Brief -> Go through the entries below and print each one exactly, leaving out pictures.

[Stored entries]
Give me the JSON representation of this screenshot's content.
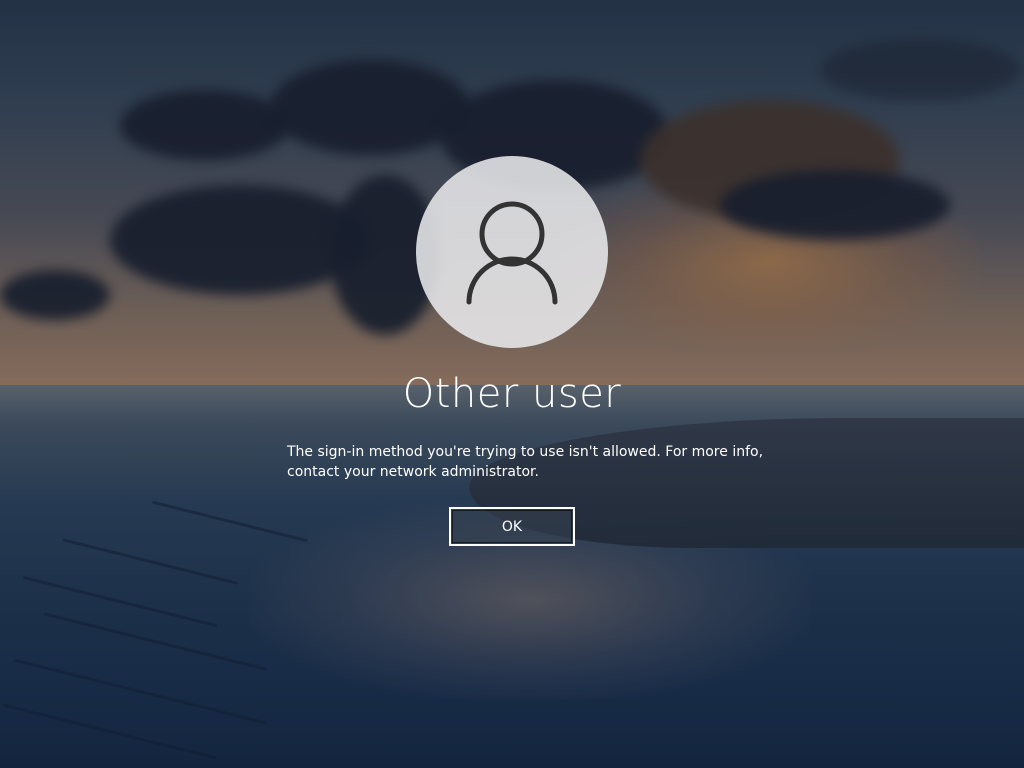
{
  "login": {
    "user_name": "Other user",
    "message_line1": "The sign-in method you're trying to use isn't allowed. For more info,",
    "message_line2": "contact your network administrator.",
    "ok_label": "OK",
    "avatar_icon": "user-icon"
  },
  "colors": {
    "text": "#ffffff",
    "avatar_bg": "#e8e8ea",
    "avatar_glyph": "#333333"
  }
}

Answer section ->
Give me the JSON representation of this screenshot's content.
{
  "login": {
    "user_name": "Other user",
    "message_line1": "The sign-in method you're trying to use isn't allowed. For more info,",
    "message_line2": "contact your network administrator.",
    "ok_label": "OK",
    "avatar_icon": "user-icon"
  },
  "colors": {
    "text": "#ffffff",
    "avatar_bg": "#e8e8ea",
    "avatar_glyph": "#333333"
  }
}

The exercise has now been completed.